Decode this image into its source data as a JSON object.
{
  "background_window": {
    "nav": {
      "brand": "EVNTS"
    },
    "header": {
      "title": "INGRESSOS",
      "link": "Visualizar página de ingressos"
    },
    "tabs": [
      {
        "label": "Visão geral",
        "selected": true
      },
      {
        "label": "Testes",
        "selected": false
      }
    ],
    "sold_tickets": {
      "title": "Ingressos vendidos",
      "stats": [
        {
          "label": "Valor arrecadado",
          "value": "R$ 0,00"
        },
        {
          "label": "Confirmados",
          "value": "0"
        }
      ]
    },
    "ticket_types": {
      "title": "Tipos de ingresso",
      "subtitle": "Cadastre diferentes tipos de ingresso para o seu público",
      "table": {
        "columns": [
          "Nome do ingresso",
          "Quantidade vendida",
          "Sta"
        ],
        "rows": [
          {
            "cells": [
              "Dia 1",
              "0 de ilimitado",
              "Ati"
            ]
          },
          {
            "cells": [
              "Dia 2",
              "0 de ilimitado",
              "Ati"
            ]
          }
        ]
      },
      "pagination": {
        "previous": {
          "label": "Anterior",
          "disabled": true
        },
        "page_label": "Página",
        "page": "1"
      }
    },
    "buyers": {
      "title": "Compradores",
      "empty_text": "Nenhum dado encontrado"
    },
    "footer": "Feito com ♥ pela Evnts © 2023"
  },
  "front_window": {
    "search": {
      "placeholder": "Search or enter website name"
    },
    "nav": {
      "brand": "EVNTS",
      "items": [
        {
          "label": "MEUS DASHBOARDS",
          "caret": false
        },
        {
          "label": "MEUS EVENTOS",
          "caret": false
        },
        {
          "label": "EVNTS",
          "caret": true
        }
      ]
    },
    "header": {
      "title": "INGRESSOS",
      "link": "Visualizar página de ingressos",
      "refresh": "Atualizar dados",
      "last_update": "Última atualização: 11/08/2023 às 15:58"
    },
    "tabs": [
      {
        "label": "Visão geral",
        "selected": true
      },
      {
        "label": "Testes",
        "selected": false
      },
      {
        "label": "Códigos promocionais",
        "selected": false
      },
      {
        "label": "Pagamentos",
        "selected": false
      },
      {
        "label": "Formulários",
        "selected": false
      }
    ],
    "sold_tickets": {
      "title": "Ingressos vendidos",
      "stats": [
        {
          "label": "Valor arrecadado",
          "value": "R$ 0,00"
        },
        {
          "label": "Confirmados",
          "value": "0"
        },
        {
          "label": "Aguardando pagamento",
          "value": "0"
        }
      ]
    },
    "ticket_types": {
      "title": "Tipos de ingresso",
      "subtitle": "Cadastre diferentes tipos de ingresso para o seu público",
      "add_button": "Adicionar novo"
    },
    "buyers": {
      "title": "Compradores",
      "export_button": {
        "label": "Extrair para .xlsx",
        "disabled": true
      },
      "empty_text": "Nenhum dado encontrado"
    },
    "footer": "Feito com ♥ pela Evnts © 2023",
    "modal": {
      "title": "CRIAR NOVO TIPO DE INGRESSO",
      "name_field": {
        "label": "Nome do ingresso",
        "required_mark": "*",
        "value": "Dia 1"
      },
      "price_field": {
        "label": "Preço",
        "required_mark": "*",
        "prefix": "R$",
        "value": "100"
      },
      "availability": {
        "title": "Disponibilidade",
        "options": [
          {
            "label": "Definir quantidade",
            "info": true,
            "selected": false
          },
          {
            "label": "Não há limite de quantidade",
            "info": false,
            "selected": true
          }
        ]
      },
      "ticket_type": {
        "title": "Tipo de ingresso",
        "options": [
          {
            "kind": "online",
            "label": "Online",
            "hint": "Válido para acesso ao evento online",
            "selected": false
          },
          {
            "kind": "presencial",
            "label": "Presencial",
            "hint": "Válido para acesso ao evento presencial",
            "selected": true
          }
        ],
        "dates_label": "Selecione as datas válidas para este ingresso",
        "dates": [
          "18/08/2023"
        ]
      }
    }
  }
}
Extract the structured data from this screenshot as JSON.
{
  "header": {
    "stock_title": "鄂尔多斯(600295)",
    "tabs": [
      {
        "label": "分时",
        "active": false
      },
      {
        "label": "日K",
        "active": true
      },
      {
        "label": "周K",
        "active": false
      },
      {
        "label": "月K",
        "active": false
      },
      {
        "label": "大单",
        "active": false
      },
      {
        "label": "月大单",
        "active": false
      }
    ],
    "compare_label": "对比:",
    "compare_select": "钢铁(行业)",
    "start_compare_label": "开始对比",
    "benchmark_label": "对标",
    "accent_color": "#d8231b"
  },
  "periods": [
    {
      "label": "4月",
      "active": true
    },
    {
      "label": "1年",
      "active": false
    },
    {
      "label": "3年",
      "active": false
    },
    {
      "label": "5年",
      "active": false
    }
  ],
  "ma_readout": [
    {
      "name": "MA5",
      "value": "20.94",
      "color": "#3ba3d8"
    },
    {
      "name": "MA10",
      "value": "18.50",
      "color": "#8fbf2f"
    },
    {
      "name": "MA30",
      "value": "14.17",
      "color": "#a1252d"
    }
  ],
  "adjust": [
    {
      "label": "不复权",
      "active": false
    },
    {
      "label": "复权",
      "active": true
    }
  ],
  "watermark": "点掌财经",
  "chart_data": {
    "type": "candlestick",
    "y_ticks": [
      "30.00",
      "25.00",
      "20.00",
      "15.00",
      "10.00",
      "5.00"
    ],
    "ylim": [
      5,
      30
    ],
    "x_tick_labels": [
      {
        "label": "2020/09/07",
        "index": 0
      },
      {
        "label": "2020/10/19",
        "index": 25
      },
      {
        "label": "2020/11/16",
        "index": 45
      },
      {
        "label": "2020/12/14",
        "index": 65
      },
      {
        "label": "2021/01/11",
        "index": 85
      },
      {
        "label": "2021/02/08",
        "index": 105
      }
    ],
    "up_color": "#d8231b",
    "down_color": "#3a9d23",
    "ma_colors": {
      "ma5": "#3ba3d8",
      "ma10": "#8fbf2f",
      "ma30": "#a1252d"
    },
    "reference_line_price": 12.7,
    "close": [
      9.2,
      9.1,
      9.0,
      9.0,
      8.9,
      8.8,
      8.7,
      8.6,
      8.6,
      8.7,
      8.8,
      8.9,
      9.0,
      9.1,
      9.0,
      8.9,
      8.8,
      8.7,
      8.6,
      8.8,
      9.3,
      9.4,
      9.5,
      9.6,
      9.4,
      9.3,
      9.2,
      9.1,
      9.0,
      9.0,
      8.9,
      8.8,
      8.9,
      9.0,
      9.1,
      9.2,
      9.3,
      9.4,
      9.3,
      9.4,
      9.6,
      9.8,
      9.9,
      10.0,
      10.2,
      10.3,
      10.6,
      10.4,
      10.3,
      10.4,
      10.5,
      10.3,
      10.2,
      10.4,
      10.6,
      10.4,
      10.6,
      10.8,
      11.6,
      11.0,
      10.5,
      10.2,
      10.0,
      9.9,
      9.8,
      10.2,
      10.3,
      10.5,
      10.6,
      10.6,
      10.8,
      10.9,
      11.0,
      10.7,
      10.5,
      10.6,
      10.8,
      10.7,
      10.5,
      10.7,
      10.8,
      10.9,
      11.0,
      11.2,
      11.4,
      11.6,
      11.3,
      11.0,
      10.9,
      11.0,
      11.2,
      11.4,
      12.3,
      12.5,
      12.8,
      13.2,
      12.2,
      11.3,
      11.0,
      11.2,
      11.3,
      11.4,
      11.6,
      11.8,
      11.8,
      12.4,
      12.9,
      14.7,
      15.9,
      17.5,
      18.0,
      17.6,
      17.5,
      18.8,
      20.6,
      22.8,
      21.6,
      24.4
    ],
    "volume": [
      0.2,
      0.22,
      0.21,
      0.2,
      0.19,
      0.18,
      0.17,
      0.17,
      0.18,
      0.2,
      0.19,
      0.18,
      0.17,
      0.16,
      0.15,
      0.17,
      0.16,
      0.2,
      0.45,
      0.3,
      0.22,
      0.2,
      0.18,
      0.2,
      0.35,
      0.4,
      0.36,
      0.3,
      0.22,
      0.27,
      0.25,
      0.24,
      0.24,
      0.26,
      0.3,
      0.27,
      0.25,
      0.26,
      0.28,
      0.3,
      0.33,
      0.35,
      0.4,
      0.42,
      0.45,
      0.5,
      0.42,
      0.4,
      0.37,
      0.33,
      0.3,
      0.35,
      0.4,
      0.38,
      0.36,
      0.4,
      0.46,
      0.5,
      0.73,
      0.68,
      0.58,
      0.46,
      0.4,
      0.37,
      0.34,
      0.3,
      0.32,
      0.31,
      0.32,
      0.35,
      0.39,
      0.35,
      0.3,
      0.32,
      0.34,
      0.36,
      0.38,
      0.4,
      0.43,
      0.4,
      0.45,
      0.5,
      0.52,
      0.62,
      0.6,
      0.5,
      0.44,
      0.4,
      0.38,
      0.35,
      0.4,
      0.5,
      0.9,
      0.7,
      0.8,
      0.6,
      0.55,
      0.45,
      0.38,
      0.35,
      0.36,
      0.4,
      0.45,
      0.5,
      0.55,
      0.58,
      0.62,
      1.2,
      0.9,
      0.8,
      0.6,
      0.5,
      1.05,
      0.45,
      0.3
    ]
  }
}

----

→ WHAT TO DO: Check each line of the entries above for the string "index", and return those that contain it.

→ OUTPUT FOR THIS EXERCISE:
        "index": 0
        "index": 25
        "index": 45
        "index": 65
        "index": 85
        "index": 105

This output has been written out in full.